__WORK ORDER__.
State the number of lines in the following material that contain the string "prefix", and nothing else.
==== EXTRACTED DATA ====
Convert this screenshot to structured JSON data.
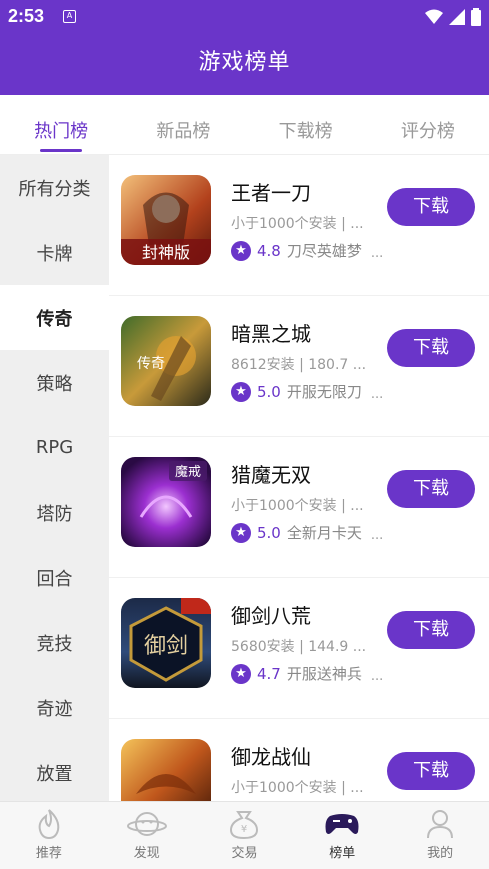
{
  "status_bar": {
    "time": "2:53",
    "notif_glyph": "A"
  },
  "header": {
    "title": "游戏榜单"
  },
  "tabs": [
    {
      "label": "热门榜",
      "active": true
    },
    {
      "label": "新品榜",
      "active": false
    },
    {
      "label": "下载榜",
      "active": false
    },
    {
      "label": "评分榜",
      "active": false
    }
  ],
  "categories": [
    {
      "label": "所有分类"
    },
    {
      "label": "卡牌"
    },
    {
      "label": "传奇",
      "active": true
    },
    {
      "label": "策略"
    },
    {
      "label": "RPG"
    },
    {
      "label": "塔防"
    },
    {
      "label": "回合"
    },
    {
      "label": "竞技"
    },
    {
      "label": "奇迹"
    },
    {
      "label": "放置"
    }
  ],
  "games": [
    {
      "name": "王者一刀",
      "meta": "小于1000个安装 | ...",
      "score": "4.8",
      "desc": "刀尽英雄梦",
      "more": "...",
      "download": "下载",
      "icon_text": "封神版"
    },
    {
      "name": "暗黑之城",
      "meta": "8612安装 | 180.7 ...",
      "score": "5.0",
      "desc": "开服无限刀",
      "more": "...",
      "download": "下载",
      "icon_text": "传奇"
    },
    {
      "name": "猎魔无双",
      "meta": "小于1000个安装 | ...",
      "score": "5.0",
      "desc": "全新月卡天",
      "more": "...",
      "download": "下载",
      "icon_text": "魔戒"
    },
    {
      "name": "御剑八荒",
      "meta": "5680安装 | 144.9 ...",
      "score": "4.7",
      "desc": "开服送神兵",
      "more": "...",
      "download": "下载",
      "icon_text": "御剑"
    },
    {
      "name": "御龙战仙",
      "meta": "小于1000个安装 | ...",
      "score": "",
      "desc": "",
      "more": "",
      "download": "下载",
      "icon_text": ""
    }
  ],
  "bottom_nav": [
    {
      "label": "推荐",
      "icon": "flame-icon"
    },
    {
      "label": "发现",
      "icon": "planet-icon"
    },
    {
      "label": "交易",
      "icon": "money-bag-icon"
    },
    {
      "label": "榜单",
      "icon": "gamepad-icon",
      "active": true
    },
    {
      "label": "我的",
      "icon": "person-icon"
    }
  ],
  "colors": {
    "accent": "#6a35c9",
    "sidebar_bg": "#efefef"
  }
}
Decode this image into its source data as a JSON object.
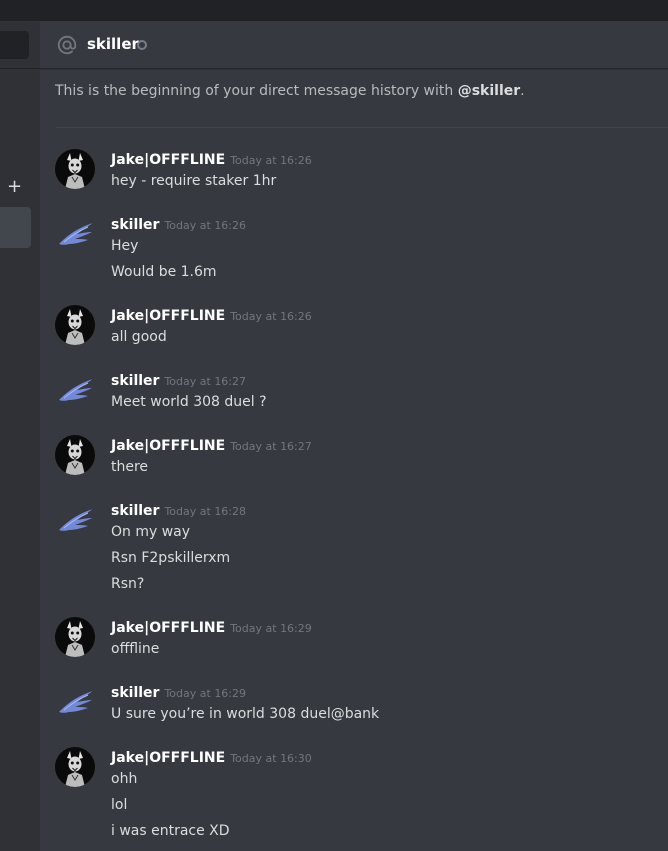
{
  "header": {
    "title": "skiller"
  },
  "intro": {
    "prefix": "This is the beginning of your direct message history with ",
    "mention": "@skiller",
    "suffix": "."
  },
  "sidebar": {
    "add_label": "+"
  },
  "users": {
    "jake": {
      "name": "Jake|OFFFLINE",
      "avatar": "horned-skull-avatar"
    },
    "skiller": {
      "name": "skiller",
      "avatar": "blue-wing-avatar"
    }
  },
  "messages": [
    {
      "author": "Jake|OFFFLINE",
      "time": "Today at 16:26",
      "lines": [
        "hey - require staker 1hr"
      ]
    },
    {
      "author": "skiller",
      "time": "Today at 16:26",
      "lines": [
        "Hey",
        "Would be 1.6m"
      ]
    },
    {
      "author": "Jake|OFFFLINE",
      "time": "Today at 16:26",
      "lines": [
        "all good"
      ]
    },
    {
      "author": "skiller",
      "time": "Today at 16:27",
      "lines": [
        "Meet world 308 duel ?"
      ]
    },
    {
      "author": "Jake|OFFFLINE",
      "time": "Today at 16:27",
      "lines": [
        "there"
      ]
    },
    {
      "author": "skiller",
      "time": "Today at 16:28",
      "lines": [
        "On my way",
        "Rsn F2pskillerxm",
        "Rsn?"
      ]
    },
    {
      "author": "Jake|OFFFLINE",
      "time": "Today at 16:29",
      "lines": [
        "offfline"
      ]
    },
    {
      "author": "skiller",
      "time": "Today at 16:29",
      "lines": [
        "U sure you’re in world 308 duel@bank"
      ]
    },
    {
      "author": "Jake|OFFFLINE",
      "time": "Today at 16:30",
      "lines": [
        "ohh",
        "lol",
        "i was entrace XD"
      ]
    }
  ]
}
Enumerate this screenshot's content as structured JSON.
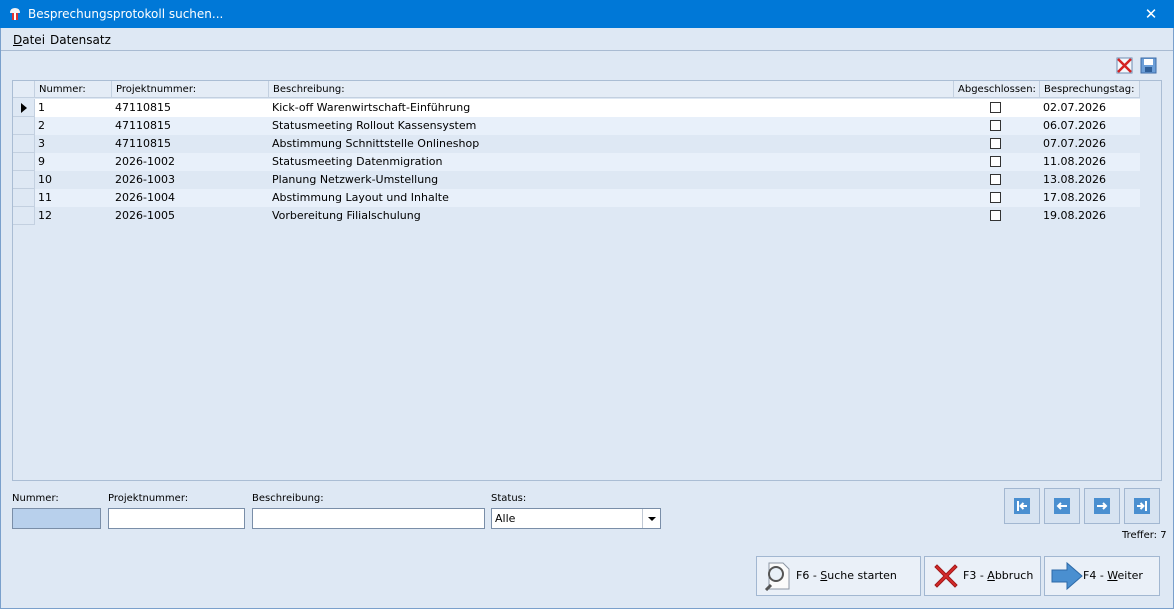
{
  "window": {
    "title": "Besprechungsprotokoll suchen...",
    "close_glyph": "✕"
  },
  "menu": [
    {
      "label": "Datei"
    },
    {
      "label": "Datensatz"
    }
  ],
  "toolbar": {
    "icons": [
      "delete-icon",
      "save-icon"
    ]
  },
  "grid": {
    "columns": [
      "Nummer:",
      "Projektnummer:",
      "Beschreibung:",
      "Abgeschlossen:",
      "Besprechungstag:"
    ],
    "rows": [
      {
        "nummer": "1",
        "projekt": "47110815",
        "beschreibung": "Kick-off Warenwirtschaft-Einführung",
        "abgeschlossen": false,
        "tag": "02.07.2026",
        "current": true
      },
      {
        "nummer": "2",
        "projekt": "47110815",
        "beschreibung": "Statusmeeting Rollout Kassensystem",
        "abgeschlossen": false,
        "tag": "06.07.2026"
      },
      {
        "nummer": "3",
        "projekt": "47110815",
        "beschreibung": "Abstimmung Schnittstelle Onlineshop",
        "abgeschlossen": false,
        "tag": "07.07.2026"
      },
      {
        "nummer": "9",
        "projekt": "2026-1002",
        "beschreibung": "Statusmeeting Datenmigration",
        "abgeschlossen": false,
        "tag": "11.08.2026"
      },
      {
        "nummer": "10",
        "projekt": "2026-1003",
        "beschreibung": "Planung Netzwerk-Umstellung",
        "abgeschlossen": false,
        "tag": "13.08.2026"
      },
      {
        "nummer": "11",
        "projekt": "2026-1004",
        "beschreibung": "Abstimmung Layout und Inhalte",
        "abgeschlossen": false,
        "tag": "17.08.2026"
      },
      {
        "nummer": "12",
        "projekt": "2026-1005",
        "beschreibung": "Vorbereitung Filialschulung",
        "abgeschlossen": false,
        "tag": "19.08.2026"
      }
    ]
  },
  "filters": {
    "nummer": {
      "label": "Nummer:",
      "value": ""
    },
    "projektnummer": {
      "label": "Projektnummer:",
      "value": ""
    },
    "beschreibung": {
      "label": "Beschreibung:",
      "value": ""
    },
    "status": {
      "label": "Status:",
      "value": "Alle"
    }
  },
  "navigation": {
    "icons": [
      "first-record-icon",
      "previous-record-icon",
      "next-record-icon",
      "last-record-icon"
    ],
    "treffer": "Treffer: 7"
  },
  "buttons": {
    "search": {
      "prefix": "F6 - ",
      "accel": "S",
      "rest": "uche starten"
    },
    "cancel": {
      "prefix": "F3 - ",
      "accel": "A",
      "rest": "bbruch"
    },
    "next": {
      "prefix": "F4 - ",
      "accel": "W",
      "rest": "eiter"
    }
  },
  "colors": {
    "titlebar": "#0078d7",
    "window_bg": "#dee8f4",
    "row_alt": "#e8f0fa",
    "accent_arrow": "#4a8fd0"
  }
}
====
__OUTPUT BELOW__.
4